BEGIN Data provided
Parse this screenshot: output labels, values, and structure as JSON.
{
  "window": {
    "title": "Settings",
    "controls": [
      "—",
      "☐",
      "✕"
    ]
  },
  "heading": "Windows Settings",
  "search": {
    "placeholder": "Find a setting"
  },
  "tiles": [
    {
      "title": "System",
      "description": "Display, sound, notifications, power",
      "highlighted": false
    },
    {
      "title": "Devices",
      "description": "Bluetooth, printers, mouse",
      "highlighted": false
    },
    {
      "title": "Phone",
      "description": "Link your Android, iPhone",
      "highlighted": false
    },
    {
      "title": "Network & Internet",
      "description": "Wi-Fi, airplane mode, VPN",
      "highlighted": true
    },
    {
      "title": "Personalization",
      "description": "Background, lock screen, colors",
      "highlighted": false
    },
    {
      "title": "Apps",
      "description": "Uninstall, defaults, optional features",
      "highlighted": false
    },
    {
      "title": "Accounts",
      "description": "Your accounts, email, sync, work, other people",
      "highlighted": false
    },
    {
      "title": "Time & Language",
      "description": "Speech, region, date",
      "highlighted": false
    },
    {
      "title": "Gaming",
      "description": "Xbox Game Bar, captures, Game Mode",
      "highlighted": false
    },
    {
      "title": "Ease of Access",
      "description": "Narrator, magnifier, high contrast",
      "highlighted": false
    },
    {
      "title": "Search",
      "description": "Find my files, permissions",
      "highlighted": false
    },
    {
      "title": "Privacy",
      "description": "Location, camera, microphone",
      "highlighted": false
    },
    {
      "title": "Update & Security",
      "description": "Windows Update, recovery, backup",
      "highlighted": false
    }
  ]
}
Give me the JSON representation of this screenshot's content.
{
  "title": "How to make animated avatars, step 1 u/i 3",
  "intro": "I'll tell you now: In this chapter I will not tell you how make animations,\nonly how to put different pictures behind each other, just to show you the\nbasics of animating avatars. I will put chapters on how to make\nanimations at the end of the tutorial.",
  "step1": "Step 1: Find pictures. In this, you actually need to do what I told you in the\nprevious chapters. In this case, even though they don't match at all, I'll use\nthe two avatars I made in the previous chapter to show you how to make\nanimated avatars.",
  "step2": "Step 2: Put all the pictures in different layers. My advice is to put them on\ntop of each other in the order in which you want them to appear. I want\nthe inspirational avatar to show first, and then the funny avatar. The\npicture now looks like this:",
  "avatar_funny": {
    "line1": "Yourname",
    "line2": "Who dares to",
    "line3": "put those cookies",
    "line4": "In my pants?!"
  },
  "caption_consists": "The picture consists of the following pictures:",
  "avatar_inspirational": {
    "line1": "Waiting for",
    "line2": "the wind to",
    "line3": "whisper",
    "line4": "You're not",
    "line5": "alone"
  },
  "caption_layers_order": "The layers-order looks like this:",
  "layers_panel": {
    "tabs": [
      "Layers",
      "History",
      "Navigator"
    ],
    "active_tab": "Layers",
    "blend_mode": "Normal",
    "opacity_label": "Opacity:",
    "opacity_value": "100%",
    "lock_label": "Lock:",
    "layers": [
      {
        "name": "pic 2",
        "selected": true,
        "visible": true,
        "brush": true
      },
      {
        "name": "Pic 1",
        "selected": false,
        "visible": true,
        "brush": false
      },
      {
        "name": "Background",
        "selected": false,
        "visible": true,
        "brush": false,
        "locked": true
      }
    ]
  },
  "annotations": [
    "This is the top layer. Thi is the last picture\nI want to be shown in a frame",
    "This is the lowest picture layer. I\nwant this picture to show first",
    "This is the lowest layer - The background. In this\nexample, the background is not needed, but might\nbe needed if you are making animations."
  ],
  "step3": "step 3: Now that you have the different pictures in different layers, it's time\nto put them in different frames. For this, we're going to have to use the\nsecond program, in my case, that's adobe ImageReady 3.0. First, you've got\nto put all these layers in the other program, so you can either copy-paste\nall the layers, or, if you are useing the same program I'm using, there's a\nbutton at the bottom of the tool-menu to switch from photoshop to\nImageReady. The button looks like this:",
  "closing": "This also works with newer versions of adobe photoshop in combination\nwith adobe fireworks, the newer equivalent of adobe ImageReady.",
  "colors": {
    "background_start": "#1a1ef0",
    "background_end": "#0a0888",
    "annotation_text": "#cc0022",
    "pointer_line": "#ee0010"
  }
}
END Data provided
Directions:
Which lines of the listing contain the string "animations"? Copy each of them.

Written solution:
  "intro": "I'll tell you now: In this chapter I will not tell you how make animations,\nonly how to put different pictures behind each other, just to show you the\nbasics of animating avatars. I will put chapters on how to make\nanimations at the end of the tutorial.",
    "This is the lowest layer - The background. In this\nexample, the background is not needed, but might\nbe needed if you are making animations."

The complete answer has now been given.